Those lines of the following listing which contain the string "this" should be returned.

*** GIVEN RECORDS

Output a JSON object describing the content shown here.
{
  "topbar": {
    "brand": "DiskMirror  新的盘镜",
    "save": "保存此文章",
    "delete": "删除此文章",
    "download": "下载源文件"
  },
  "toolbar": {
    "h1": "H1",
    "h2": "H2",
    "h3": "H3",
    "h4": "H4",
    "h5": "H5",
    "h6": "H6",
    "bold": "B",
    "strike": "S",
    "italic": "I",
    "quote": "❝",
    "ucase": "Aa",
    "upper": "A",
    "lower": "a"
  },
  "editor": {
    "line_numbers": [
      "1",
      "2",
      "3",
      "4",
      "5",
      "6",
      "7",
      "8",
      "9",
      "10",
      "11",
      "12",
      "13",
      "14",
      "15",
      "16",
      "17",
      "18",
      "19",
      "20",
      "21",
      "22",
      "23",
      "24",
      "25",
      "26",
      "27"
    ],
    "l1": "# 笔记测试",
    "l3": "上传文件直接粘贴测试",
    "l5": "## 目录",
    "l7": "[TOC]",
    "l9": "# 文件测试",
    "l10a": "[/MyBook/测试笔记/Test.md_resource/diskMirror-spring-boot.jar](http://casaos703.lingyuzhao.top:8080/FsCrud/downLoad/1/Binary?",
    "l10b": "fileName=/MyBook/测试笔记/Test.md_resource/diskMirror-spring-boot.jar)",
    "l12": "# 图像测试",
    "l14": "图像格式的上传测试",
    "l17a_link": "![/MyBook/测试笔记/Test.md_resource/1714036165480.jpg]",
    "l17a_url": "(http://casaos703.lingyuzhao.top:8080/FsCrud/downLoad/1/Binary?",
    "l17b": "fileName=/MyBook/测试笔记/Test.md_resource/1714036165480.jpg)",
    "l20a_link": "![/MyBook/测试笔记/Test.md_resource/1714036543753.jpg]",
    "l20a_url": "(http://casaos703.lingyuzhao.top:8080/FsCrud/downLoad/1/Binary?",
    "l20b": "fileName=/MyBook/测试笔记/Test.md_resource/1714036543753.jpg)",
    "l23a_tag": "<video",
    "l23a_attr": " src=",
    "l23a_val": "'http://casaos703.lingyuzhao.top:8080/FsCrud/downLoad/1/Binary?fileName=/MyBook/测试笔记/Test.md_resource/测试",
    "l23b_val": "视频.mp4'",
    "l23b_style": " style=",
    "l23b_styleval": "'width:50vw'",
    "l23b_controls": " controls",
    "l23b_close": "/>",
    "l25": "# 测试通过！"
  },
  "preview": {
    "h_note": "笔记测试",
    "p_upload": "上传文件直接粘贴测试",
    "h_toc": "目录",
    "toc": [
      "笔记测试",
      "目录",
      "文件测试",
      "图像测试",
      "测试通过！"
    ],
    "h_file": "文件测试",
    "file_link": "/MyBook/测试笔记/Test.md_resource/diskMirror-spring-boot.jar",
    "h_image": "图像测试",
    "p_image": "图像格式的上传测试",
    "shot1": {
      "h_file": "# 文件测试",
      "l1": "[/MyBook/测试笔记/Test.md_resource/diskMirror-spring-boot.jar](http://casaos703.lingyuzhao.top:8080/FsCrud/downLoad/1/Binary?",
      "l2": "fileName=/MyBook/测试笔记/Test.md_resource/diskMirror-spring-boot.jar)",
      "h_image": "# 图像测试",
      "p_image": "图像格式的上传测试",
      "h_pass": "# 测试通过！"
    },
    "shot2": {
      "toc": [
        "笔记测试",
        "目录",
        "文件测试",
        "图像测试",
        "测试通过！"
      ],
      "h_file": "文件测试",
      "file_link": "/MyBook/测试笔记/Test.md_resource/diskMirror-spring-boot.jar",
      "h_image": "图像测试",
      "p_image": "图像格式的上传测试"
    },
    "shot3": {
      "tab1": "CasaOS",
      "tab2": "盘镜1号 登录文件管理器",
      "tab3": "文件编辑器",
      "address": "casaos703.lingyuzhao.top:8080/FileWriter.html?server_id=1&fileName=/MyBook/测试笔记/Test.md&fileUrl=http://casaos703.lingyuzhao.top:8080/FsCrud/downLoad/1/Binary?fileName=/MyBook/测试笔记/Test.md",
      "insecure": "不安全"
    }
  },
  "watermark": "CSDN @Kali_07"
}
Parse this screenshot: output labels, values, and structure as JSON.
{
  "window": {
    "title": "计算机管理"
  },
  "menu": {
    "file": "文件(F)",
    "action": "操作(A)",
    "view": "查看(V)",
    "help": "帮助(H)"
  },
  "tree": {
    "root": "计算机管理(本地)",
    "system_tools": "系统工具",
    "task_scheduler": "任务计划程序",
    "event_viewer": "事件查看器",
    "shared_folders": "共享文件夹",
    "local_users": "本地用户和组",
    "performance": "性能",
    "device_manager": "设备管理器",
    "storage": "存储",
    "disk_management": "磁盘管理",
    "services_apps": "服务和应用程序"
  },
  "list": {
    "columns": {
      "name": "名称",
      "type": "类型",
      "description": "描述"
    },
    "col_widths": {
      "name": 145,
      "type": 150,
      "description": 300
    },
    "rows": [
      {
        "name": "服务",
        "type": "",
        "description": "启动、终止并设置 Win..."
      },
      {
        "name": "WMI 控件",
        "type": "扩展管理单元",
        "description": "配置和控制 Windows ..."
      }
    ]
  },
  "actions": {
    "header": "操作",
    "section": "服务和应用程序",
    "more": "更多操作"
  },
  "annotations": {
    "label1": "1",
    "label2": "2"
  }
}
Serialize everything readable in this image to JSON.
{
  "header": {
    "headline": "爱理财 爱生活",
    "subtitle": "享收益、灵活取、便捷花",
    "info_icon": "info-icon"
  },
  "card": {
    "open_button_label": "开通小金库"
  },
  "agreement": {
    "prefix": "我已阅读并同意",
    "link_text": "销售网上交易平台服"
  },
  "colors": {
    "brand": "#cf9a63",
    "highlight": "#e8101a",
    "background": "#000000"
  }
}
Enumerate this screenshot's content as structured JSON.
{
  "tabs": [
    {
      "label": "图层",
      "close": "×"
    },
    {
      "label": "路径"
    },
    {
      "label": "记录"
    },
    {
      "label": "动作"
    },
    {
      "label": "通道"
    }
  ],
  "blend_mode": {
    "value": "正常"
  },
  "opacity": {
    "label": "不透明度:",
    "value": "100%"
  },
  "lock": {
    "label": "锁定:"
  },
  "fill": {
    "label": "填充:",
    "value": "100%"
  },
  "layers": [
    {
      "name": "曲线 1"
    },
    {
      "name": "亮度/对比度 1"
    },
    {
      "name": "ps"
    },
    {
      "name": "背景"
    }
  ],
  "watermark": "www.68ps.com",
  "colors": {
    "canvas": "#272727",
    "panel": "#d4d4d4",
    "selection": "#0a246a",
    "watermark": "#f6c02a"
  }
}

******

# ANSWER BOX
Parse this screenshot: output labels, values, and structure as JSON.
Serialize everything readable in this image to JSON.
Enumerate this screenshot's content as structured JSON.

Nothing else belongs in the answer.